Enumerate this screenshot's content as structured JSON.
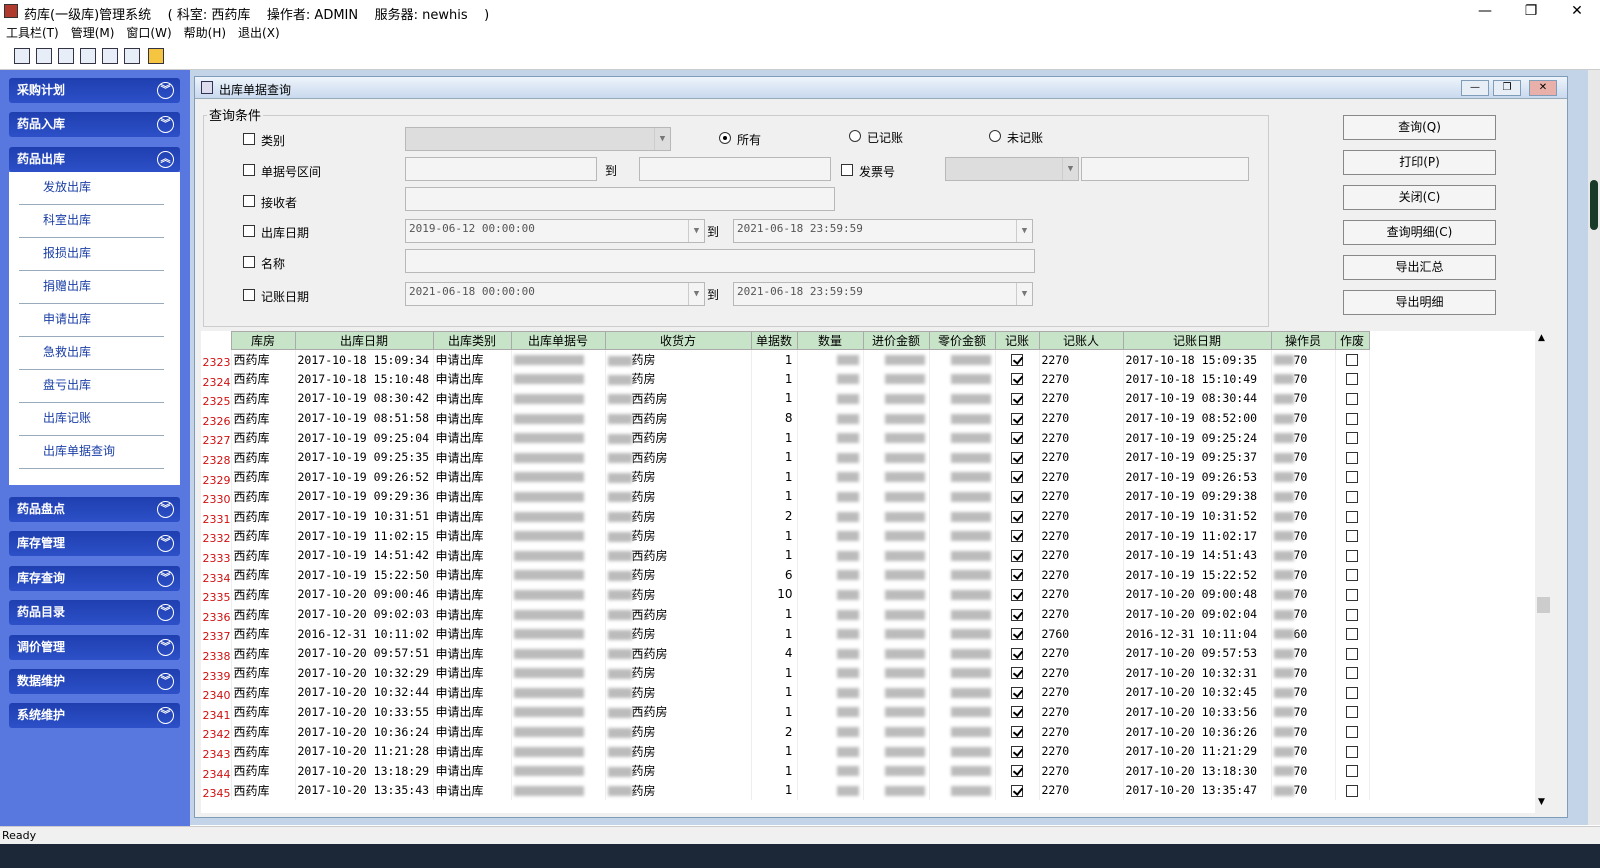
{
  "window": {
    "title": "药库(一级库)管理系统    ( 科室: 西药库    操作者: ADMIN    服务器: newhis    )",
    "min": "—",
    "max": "❐",
    "close": "✕"
  },
  "menu": [
    "工具栏(T)",
    "管理(M)",
    "窗口(W)",
    "帮助(H)",
    "退出(X)"
  ],
  "sidebar": {
    "groups_top": [
      {
        "label": "采购计划",
        "state": "collapsed"
      },
      {
        "label": "药品入库",
        "state": "collapsed"
      },
      {
        "label": "药品出库",
        "state": "expanded"
      }
    ],
    "subitems": [
      "发放出库",
      "科室出库",
      "报损出库",
      "捐赠出库",
      "申请出库",
      "急救出库",
      "盘亏出库",
      "出库记账",
      "出库单据查询"
    ],
    "groups_bottom": [
      {
        "label": "药品盘点"
      },
      {
        "label": "库存管理"
      },
      {
        "label": "库存查询"
      },
      {
        "label": "药品目录"
      },
      {
        "label": "调价管理"
      },
      {
        "label": "数据维护"
      },
      {
        "label": "系统维护"
      }
    ]
  },
  "panel": {
    "title": "出库单据查询",
    "query_legend": "查询条件",
    "fields": {
      "category": "类别",
      "doc_range": "单据号区间",
      "to": "到",
      "invoice": "发票号",
      "receiver": "接收者",
      "out_date": "出库日期",
      "out_from": "2019-06-12 00:00:00",
      "out_to": "2021-06-18 23:59:59",
      "name": "名称",
      "post_date": "记账日期",
      "post_from": "2021-06-18 00:00:00",
      "post_to": "2021-06-18 23:59:59"
    },
    "radios": [
      {
        "label": "所有",
        "selected": true
      },
      {
        "label": "已记账",
        "selected": false
      },
      {
        "label": "未记账",
        "selected": false
      }
    ],
    "buttons": [
      "查询(Q)",
      "打印(P)",
      "关闭(C)",
      "查询明细(C)",
      "导出汇总",
      "导出明细"
    ]
  },
  "table": {
    "columns": [
      "库房",
      "出库日期",
      "出库类别",
      "出库单据号",
      "收货方",
      "单据数",
      "数量",
      "进价金额",
      "零价金额",
      "记账",
      "记账人",
      "记账日期",
      "操作员",
      "作废"
    ],
    "rows": [
      {
        "n": "2323",
        "room": "西药库",
        "date": "2017-10-18 15:09:34",
        "type": "申请出库",
        "recv": "药房",
        "cnt": "1",
        "posted": true,
        "by": "2270",
        "pdate": "2017-10-18 15:09:35",
        "op": "70",
        "void": false
      },
      {
        "n": "2324",
        "room": "西药库",
        "date": "2017-10-18 15:10:48",
        "type": "申请出库",
        "recv": "药房",
        "cnt": "1",
        "posted": true,
        "by": "2270",
        "pdate": "2017-10-18 15:10:49",
        "op": "70",
        "void": false
      },
      {
        "n": "2325",
        "room": "西药库",
        "date": "2017-10-19 08:30:42",
        "type": "申请出库",
        "recv": "西药房",
        "cnt": "1",
        "posted": true,
        "by": "2270",
        "pdate": "2017-10-19 08:30:44",
        "op": "70",
        "void": false
      },
      {
        "n": "2326",
        "room": "西药库",
        "date": "2017-10-19 08:51:58",
        "type": "申请出库",
        "recv": "西药房",
        "cnt": "8",
        "posted": true,
        "by": "2270",
        "pdate": "2017-10-19 08:52:00",
        "op": "70",
        "void": false
      },
      {
        "n": "2327",
        "room": "西药库",
        "date": "2017-10-19 09:25:04",
        "type": "申请出库",
        "recv": "西药房",
        "cnt": "1",
        "posted": true,
        "by": "2270",
        "pdate": "2017-10-19 09:25:24",
        "op": "70",
        "void": false
      },
      {
        "n": "2328",
        "room": "西药库",
        "date": "2017-10-19 09:25:35",
        "type": "申请出库",
        "recv": "西药房",
        "cnt": "1",
        "posted": true,
        "by": "2270",
        "pdate": "2017-10-19 09:25:37",
        "op": "70",
        "void": false
      },
      {
        "n": "2329",
        "room": "西药库",
        "date": "2017-10-19 09:26:52",
        "type": "申请出库",
        "recv": "药房",
        "cnt": "1",
        "posted": true,
        "by": "2270",
        "pdate": "2017-10-19 09:26:53",
        "op": "70",
        "void": false
      },
      {
        "n": "2330",
        "room": "西药库",
        "date": "2017-10-19 09:29:36",
        "type": "申请出库",
        "recv": "药房",
        "cnt": "1",
        "posted": true,
        "by": "2270",
        "pdate": "2017-10-19 09:29:38",
        "op": "70",
        "void": false
      },
      {
        "n": "2331",
        "room": "西药库",
        "date": "2017-10-19 10:31:51",
        "type": "申请出库",
        "recv": "药房",
        "cnt": "2",
        "posted": true,
        "by": "2270",
        "pdate": "2017-10-19 10:31:52",
        "op": "70",
        "void": false
      },
      {
        "n": "2332",
        "room": "西药库",
        "date": "2017-10-19 11:02:15",
        "type": "申请出库",
        "recv": "药房",
        "cnt": "1",
        "posted": true,
        "by": "2270",
        "pdate": "2017-10-19 11:02:17",
        "op": "70",
        "void": false
      },
      {
        "n": "2333",
        "room": "西药库",
        "date": "2017-10-19 14:51:42",
        "type": "申请出库",
        "recv": "西药房",
        "cnt": "1",
        "posted": true,
        "by": "2270",
        "pdate": "2017-10-19 14:51:43",
        "op": "70",
        "void": false
      },
      {
        "n": "2334",
        "room": "西药库",
        "date": "2017-10-19 15:22:50",
        "type": "申请出库",
        "recv": "药房",
        "cnt": "6",
        "posted": true,
        "by": "2270",
        "pdate": "2017-10-19 15:22:52",
        "op": "70",
        "void": false
      },
      {
        "n": "2335",
        "room": "西药库",
        "date": "2017-10-20 09:00:46",
        "type": "申请出库",
        "recv": "药房",
        "cnt": "10",
        "posted": true,
        "by": "2270",
        "pdate": "2017-10-20 09:00:48",
        "op": "70",
        "void": false
      },
      {
        "n": "2336",
        "room": "西药库",
        "date": "2017-10-20 09:02:03",
        "type": "申请出库",
        "recv": "西药房",
        "cnt": "1",
        "posted": true,
        "by": "2270",
        "pdate": "2017-10-20 09:02:04",
        "op": "70",
        "void": false
      },
      {
        "n": "2337",
        "room": "西药库",
        "date": "2016-12-31 10:11:02",
        "type": "申请出库",
        "recv": "药房",
        "cnt": "1",
        "posted": true,
        "by": "2760",
        "pdate": "2016-12-31 10:11:04",
        "op": "60",
        "void": false
      },
      {
        "n": "2338",
        "room": "西药库",
        "date": "2017-10-20 09:57:51",
        "type": "申请出库",
        "recv": "西药房",
        "cnt": "4",
        "posted": true,
        "by": "2270",
        "pdate": "2017-10-20 09:57:53",
        "op": "70",
        "void": false
      },
      {
        "n": "2339",
        "room": "西药库",
        "date": "2017-10-20 10:32:29",
        "type": "申请出库",
        "recv": "药房",
        "cnt": "1",
        "posted": true,
        "by": "2270",
        "pdate": "2017-10-20 10:32:31",
        "op": "70",
        "void": false
      },
      {
        "n": "2340",
        "room": "西药库",
        "date": "2017-10-20 10:32:44",
        "type": "申请出库",
        "recv": "药房",
        "cnt": "1",
        "posted": true,
        "by": "2270",
        "pdate": "2017-10-20 10:32:45",
        "op": "70",
        "void": false
      },
      {
        "n": "2341",
        "room": "西药库",
        "date": "2017-10-20 10:33:55",
        "type": "申请出库",
        "recv": "西药房",
        "cnt": "1",
        "posted": true,
        "by": "2270",
        "pdate": "2017-10-20 10:33:56",
        "op": "70",
        "void": false
      },
      {
        "n": "2342",
        "room": "西药库",
        "date": "2017-10-20 10:36:24",
        "type": "申请出库",
        "recv": "药房",
        "cnt": "2",
        "posted": true,
        "by": "2270",
        "pdate": "2017-10-20 10:36:26",
        "op": "70",
        "void": false
      },
      {
        "n": "2343",
        "room": "西药库",
        "date": "2017-10-20 11:21:28",
        "type": "申请出库",
        "recv": "药房",
        "cnt": "1",
        "posted": true,
        "by": "2270",
        "pdate": "2017-10-20 11:21:29",
        "op": "70",
        "void": false
      },
      {
        "n": "2344",
        "room": "西药库",
        "date": "2017-10-20 13:18:29",
        "type": "申请出库",
        "recv": "药房",
        "cnt": "1",
        "posted": true,
        "by": "2270",
        "pdate": "2017-10-20 13:18:30",
        "op": "70",
        "void": false
      },
      {
        "n": "2345",
        "room": "西药库",
        "date": "2017-10-20 13:35:43",
        "type": "申请出库",
        "recv": "药房",
        "cnt": "1",
        "posted": true,
        "by": "2270",
        "pdate": "2017-10-20 13:35:47",
        "op": "70",
        "void": false
      }
    ]
  },
  "status": "Ready"
}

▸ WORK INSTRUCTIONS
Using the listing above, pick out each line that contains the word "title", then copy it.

▸ TASK RESULT
    "title": "药库(一级库)管理系统    ( 科室: 西药库    操作者: ADMIN    服务器: newhis    )",
    "title": "出库单据查询",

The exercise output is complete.